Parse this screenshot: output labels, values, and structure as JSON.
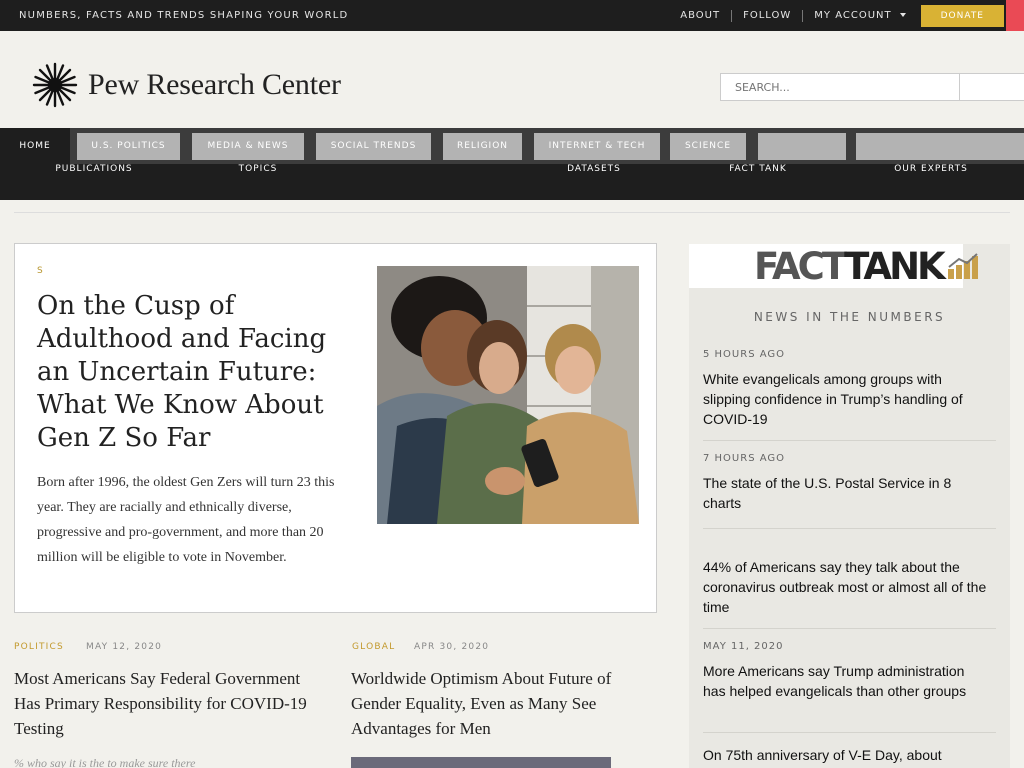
{
  "topbar": {
    "tagline": "NUMBERS, FACTS AND TRENDS SHAPING YOUR WORLD",
    "links": [
      "ABOUT",
      "FOLLOW",
      "MY ACCOUNT"
    ],
    "donate": "DONATE"
  },
  "header": {
    "brand": "Pew Research Center",
    "search_placeholder": "SEARCH..."
  },
  "nav": {
    "main": [
      "HOME",
      "U.S. POLITICS",
      "MEDIA & NEWS",
      "SOCIAL TRENDS",
      "RELIGION",
      "INTERNET & TECH",
      "SCIENCE"
    ],
    "sub": [
      "PUBLICATIONS",
      "TOPICS",
      "DATASETS",
      "FACT TANK",
      "OUR EXPERTS"
    ]
  },
  "feature": {
    "kicker": "S",
    "title": "On the Cusp of Adulthood and Facing an Uncertain Future: What We Know About Gen Z So Far",
    "description": "Born after 1996, the oldest Gen Zers will turn 23 this year. They are racially and ethnically diverse, progressive and pro-government, and more than 20 million will be eligible to vote in November."
  },
  "stories": [
    {
      "topic": "POLITICS",
      "date": "MAY 12, 2020",
      "title": "Most Americans Say Federal Government Has Primary Responsibility for COVID-19 Testing",
      "description": "% who say it is the          to make sure there"
    },
    {
      "topic": "GLOBAL",
      "date": "APR 30, 2020",
      "title": "Worldwide Optimism About Future of Gender Equality, Even as Many See Advantages for Men"
    }
  ],
  "sidebar": {
    "logo_part1": "FACT",
    "logo_part2": "TANK",
    "subtitle": "NEWS IN THE NUMBERS",
    "items": [
      {
        "time": "5 HOURS AGO",
        "text": "White evangelicals among groups with slipping confidence in Trump’s handling of COVID-19"
      },
      {
        "time": "7 HOURS AGO",
        "text": "The state of the U.S. Postal Service in 8 charts"
      },
      {
        "time": "",
        "text": "44% of Americans say they talk about the coronavirus outbreak most or almost all of the time"
      },
      {
        "time": "MAY 11, 2020",
        "text": "More Americans say Trump administration has helped evangelicals than other groups"
      },
      {
        "time": "",
        "text": "On 75th anniversary of V-E Day, about"
      }
    ]
  },
  "colors": {
    "gold": "#c39a2e",
    "dark": "#1e1e1e",
    "nav_tab": "#b3b3b3",
    "donate": "#d9b234"
  },
  "icons": [
    "pew-sunburst-logo-icon",
    "caret-down-icon",
    "fact-tank-chart-icon"
  ]
}
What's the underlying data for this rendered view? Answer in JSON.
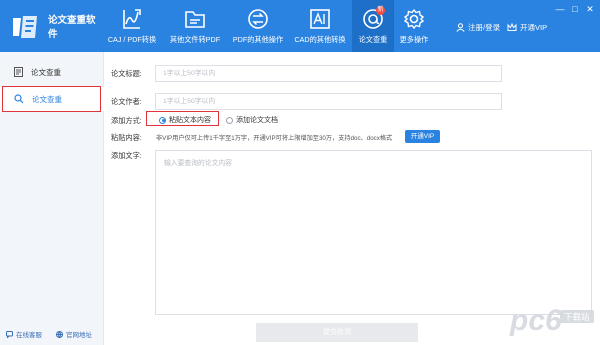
{
  "app": {
    "title": "论文查重软件"
  },
  "nav": [
    {
      "label": "CAJ / PDF转换",
      "icon": "pdf-convert-icon"
    },
    {
      "label": "其他文件转PDF",
      "icon": "folder-icon"
    },
    {
      "label": "PDF的其他操作",
      "icon": "swap-icon"
    },
    {
      "label": "CAD的其他转换",
      "icon": "cad-icon"
    },
    {
      "label": "论文查重",
      "icon": "paper-check-icon",
      "badge": "新",
      "active": true
    },
    {
      "label": "更多操作",
      "icon": "gear-icon"
    }
  ],
  "header": {
    "login": "注册/登录",
    "vip": "开通VIP"
  },
  "window_controls": [
    "—",
    "□",
    "✕"
  ],
  "sidebar": {
    "items": [
      {
        "label": "论文查重",
        "icon": "document-icon"
      },
      {
        "label": "论文查重",
        "icon": "search-icon",
        "active": true
      }
    ],
    "service": "在线客服",
    "website": "官网地址"
  },
  "form": {
    "title_label": "论文标题:",
    "title_placeholder": "1字以上50字以内",
    "author_label": "论文作者:",
    "author_placeholder": "1字以上50字以内",
    "method_label": "添加方式:",
    "method_paste": "粘贴文本内容",
    "method_upload": "添加论文文档",
    "paste_label": "粘贴内容:",
    "paste_note": "非VIP用户仅可上传1千字至1万字，开通VIP可将上限增加至30万，支持doc、docx格式",
    "vip_button": "开通VIP",
    "text_label": "添加文字:",
    "text_placeholder": "输入要查询的论文内容",
    "submit": "提交检测"
  },
  "watermark": {
    "brand": "pc6",
    "sub": "下载站"
  },
  "colors": {
    "primary": "#2b83e1",
    "highlight": "#e0333a"
  }
}
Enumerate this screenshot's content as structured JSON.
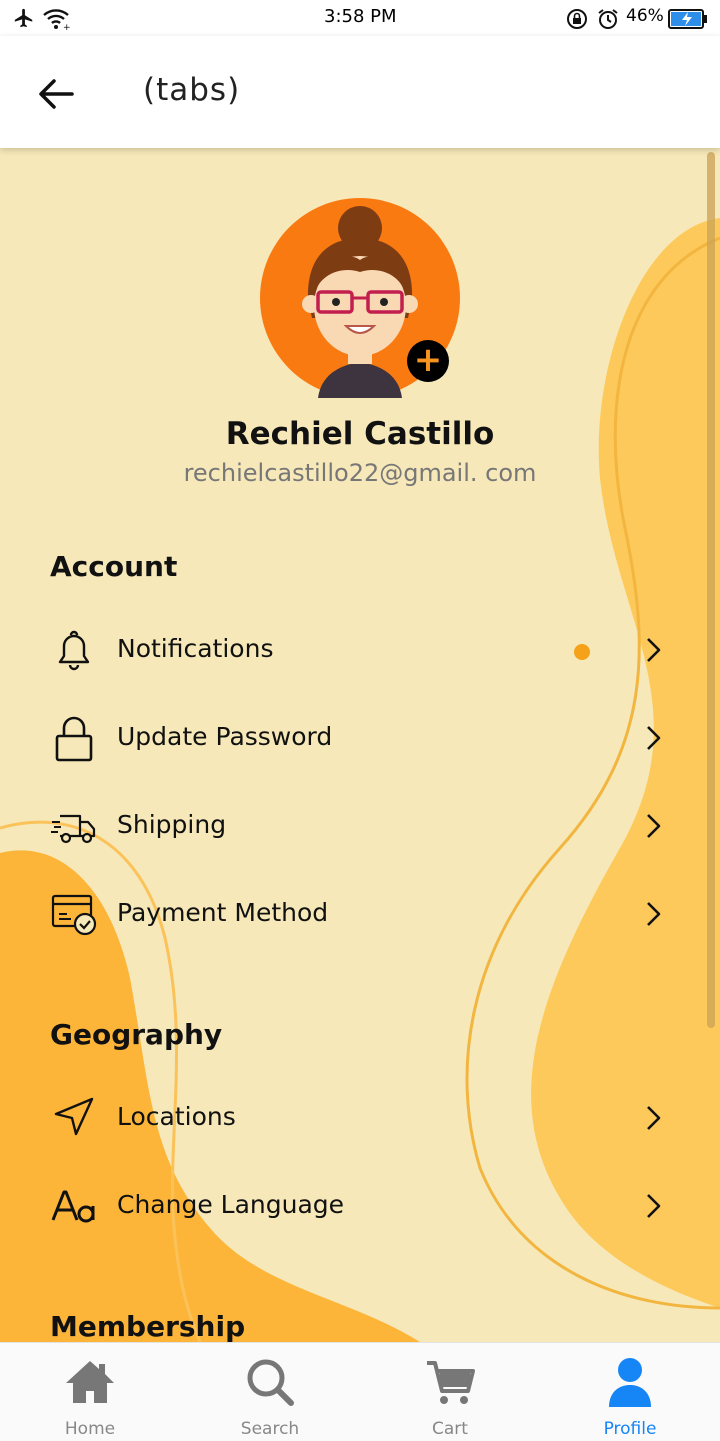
{
  "status_bar": {
    "time": "3:58 PM",
    "battery": "46%"
  },
  "header": {
    "title": "(tabs)"
  },
  "profile": {
    "name": "Rechiel Castillo",
    "email": "rechielcastillo22@gmail. com"
  },
  "sections": {
    "account": {
      "title": "Account",
      "items": [
        {
          "label": "Notifications",
          "icon": "bell-icon",
          "has_dot": true
        },
        {
          "label": "Update Password",
          "icon": "lock-icon"
        },
        {
          "label": "Shipping",
          "icon": "truck-icon"
        },
        {
          "label": "Payment Method",
          "icon": "payment-card-icon"
        }
      ]
    },
    "geography": {
      "title": "Geography",
      "items": [
        {
          "label": "Locations",
          "icon": "navigation-arrow-icon"
        },
        {
          "label": "Change Language",
          "icon": "font-aa-icon"
        }
      ]
    },
    "membership": {
      "title": "Membership"
    }
  },
  "tab_bar": {
    "tabs": [
      {
        "label": "Home",
        "icon": "home-icon"
      },
      {
        "label": "Search",
        "icon": "search-icon"
      },
      {
        "label": "Cart",
        "icon": "cart-icon"
      },
      {
        "label": "Profile",
        "icon": "person-icon",
        "active": true
      }
    ]
  },
  "colors": {
    "background": "#f6e8b8",
    "accent": "#f7931e",
    "blob": "#fcb539",
    "active_tab": "#1685f5",
    "dot": "#f5a11a"
  }
}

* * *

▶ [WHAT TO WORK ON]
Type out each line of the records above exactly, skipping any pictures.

▶ [RESPONSE BELOW]
Parse this screenshot: output labels, values, and structure as JSON.
{
  "topbar": {
    "tagline": "NUMBERS, FACTS AND TRENDS SHAPING YOUR WORLD",
    "links": [
      "ABOUT",
      "FOLLOW",
      "MY ACCOUNT"
    ],
    "donate": "DONATE"
  },
  "header": {
    "brand": "Pew Research Center",
    "search_placeholder": "SEARCH..."
  },
  "nav": {
    "main": [
      "HOME",
      "U.S. POLITICS",
      "MEDIA & NEWS",
      "SOCIAL TRENDS",
      "RELIGION",
      "INTERNET & TECH",
      "SCIENCE"
    ],
    "sub": [
      "PUBLICATIONS",
      "TOPICS",
      "DATASETS",
      "FACT TANK",
      "OUR EXPERTS"
    ]
  },
  "feature": {
    "kicker": "S",
    "title": "On the Cusp of Adulthood and Facing an Uncertain Future: What We Know About Gen Z So Far",
    "description": "Born after 1996, the oldest Gen Zers will turn 23 this year. They are racially and ethnically diverse, progressive and pro-government, and more than 20 million will be eligible to vote in November."
  },
  "stories": [
    {
      "topic": "POLITICS",
      "date": "MAY 12, 2020",
      "title": "Most Americans Say Federal Government Has Primary Responsibility for COVID-19 Testing",
      "description": "% who say it is the          to make sure there"
    },
    {
      "topic": "GLOBAL",
      "date": "APR 30, 2020",
      "title": "Worldwide Optimism About Future of Gender Equality, Even as Many See Advantages for Men"
    }
  ],
  "sidebar": {
    "logo_part1": "FACT",
    "logo_part2": "TANK",
    "subtitle": "NEWS IN THE NUMBERS",
    "items": [
      {
        "time": "5 HOURS AGO",
        "text": "White evangelicals among groups with slipping confidence in Trump’s handling of COVID-19"
      },
      {
        "time": "7 HOURS AGO",
        "text": "The state of the U.S. Postal Service in 8 charts"
      },
      {
        "time": "",
        "text": "44% of Americans say they talk about the coronavirus outbreak most or almost all of the time"
      },
      {
        "time": "MAY 11, 2020",
        "text": "More Americans say Trump administration has helped evangelicals than other groups"
      },
      {
        "time": "",
        "text": "On 75th anniversary of V-E Day, about"
      }
    ]
  },
  "colors": {
    "gold": "#c39a2e",
    "dark": "#1e1e1e",
    "nav_tab": "#b3b3b3",
    "donate": "#d9b234"
  },
  "icons": [
    "pew-sunburst-logo-icon",
    "caret-down-icon",
    "fact-tank-chart-icon"
  ]
}
What's the underlying data for this rendered view? Answer in JSON.
{
  "app": {
    "title": "论文查重软件"
  },
  "nav": [
    {
      "label": "CAJ / PDF转换",
      "icon": "pdf-convert-icon"
    },
    {
      "label": "其他文件转PDF",
      "icon": "folder-icon"
    },
    {
      "label": "PDF的其他操作",
      "icon": "swap-icon"
    },
    {
      "label": "CAD的其他转换",
      "icon": "cad-icon"
    },
    {
      "label": "论文查重",
      "icon": "paper-check-icon",
      "badge": "新",
      "active": true
    },
    {
      "label": "更多操作",
      "icon": "gear-icon"
    }
  ],
  "header": {
    "login": "注册/登录",
    "vip": "开通VIP"
  },
  "window_controls": [
    "—",
    "□",
    "✕"
  ],
  "sidebar": {
    "items": [
      {
        "label": "论文查重",
        "icon": "document-icon"
      },
      {
        "label": "论文查重",
        "icon": "search-icon",
        "active": true
      }
    ],
    "service": "在线客服",
    "website": "官网地址"
  },
  "form": {
    "title_label": "论文标题:",
    "title_placeholder": "1字以上50字以内",
    "author_label": "论文作者:",
    "author_placeholder": "1字以上50字以内",
    "method_label": "添加方式:",
    "method_paste": "粘贴文本内容",
    "method_upload": "添加论文文档",
    "paste_label": "粘贴内容:",
    "paste_note": "非VIP用户仅可上传1千字至1万字，开通VIP可将上限增加至30万，支持doc、docx格式",
    "vip_button": "开通VIP",
    "text_label": "添加文字:",
    "text_placeholder": "输入要查询的论文内容",
    "submit": "提交检测"
  },
  "watermark": {
    "brand": "pc6",
    "sub": "下载站"
  },
  "colors": {
    "primary": "#2b83e1",
    "highlight": "#e0333a"
  }
}
Enumerate this screenshot's content as structured JSON.
{
  "status_bar": {
    "time": "3:58 PM",
    "battery": "46%"
  },
  "header": {
    "title": "(tabs)"
  },
  "profile": {
    "name": "Rechiel Castillo",
    "email": "rechielcastillo22@gmail. com"
  },
  "sections": {
    "account": {
      "title": "Account",
      "items": [
        {
          "label": "Notifications",
          "icon": "bell-icon",
          "has_dot": true
        },
        {
          "label": "Update Password",
          "icon": "lock-icon"
        },
        {
          "label": "Shipping",
          "icon": "truck-icon"
        },
        {
          "label": "Payment Method",
          "icon": "payment-card-icon"
        }
      ]
    },
    "geography": {
      "title": "Geography",
      "items": [
        {
          "label": "Locations",
          "icon": "navigation-arrow-icon"
        },
        {
          "label": "Change Language",
          "icon": "font-aa-icon"
        }
      ]
    },
    "membership": {
      "title": "Membership"
    }
  },
  "tab_bar": {
    "tabs": [
      {
        "label": "Home",
        "icon": "home-icon"
      },
      {
        "label": "Search",
        "icon": "search-icon"
      },
      {
        "label": "Cart",
        "icon": "cart-icon"
      },
      {
        "label": "Profile",
        "icon": "person-icon",
        "active": true
      }
    ]
  },
  "colors": {
    "background": "#f6e8b8",
    "accent": "#f7931e",
    "blob": "#fcb539",
    "active_tab": "#1685f5",
    "dot": "#f5a11a"
  }
}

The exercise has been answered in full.